The expected output is every line below, reproduced exactly.
-*-
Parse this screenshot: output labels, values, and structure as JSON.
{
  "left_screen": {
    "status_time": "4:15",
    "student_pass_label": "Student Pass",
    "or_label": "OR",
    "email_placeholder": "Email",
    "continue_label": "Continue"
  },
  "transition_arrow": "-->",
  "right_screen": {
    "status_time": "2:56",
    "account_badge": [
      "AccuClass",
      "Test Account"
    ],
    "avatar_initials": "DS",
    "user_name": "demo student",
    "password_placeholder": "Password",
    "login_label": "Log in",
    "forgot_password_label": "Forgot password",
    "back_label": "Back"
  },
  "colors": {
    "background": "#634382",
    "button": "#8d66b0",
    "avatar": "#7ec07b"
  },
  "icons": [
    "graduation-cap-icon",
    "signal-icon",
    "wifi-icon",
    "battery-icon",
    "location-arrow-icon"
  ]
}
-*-
-- Response --
Parse this screenshot: output labels, values, and structure as JSON.
{
  "left_screen": {
    "status_time": "4:15",
    "student_pass_label": "Student Pass",
    "or_label": "OR",
    "email_placeholder": "Email",
    "continue_label": "Continue"
  },
  "transition_arrow": "-->",
  "right_screen": {
    "status_time": "2:56",
    "account_badge": [
      "AccuClass",
      "Test Account"
    ],
    "avatar_initials": "DS",
    "user_name": "demo student",
    "password_placeholder": "Password",
    "login_label": "Log in",
    "forgot_password_label": "Forgot password",
    "back_label": "Back"
  },
  "colors": {
    "background": "#634382",
    "button": "#8d66b0",
    "avatar": "#7ec07b"
  },
  "icons": [
    "graduation-cap-icon",
    "signal-icon",
    "wifi-icon",
    "battery-icon",
    "location-arrow-icon"
  ]
}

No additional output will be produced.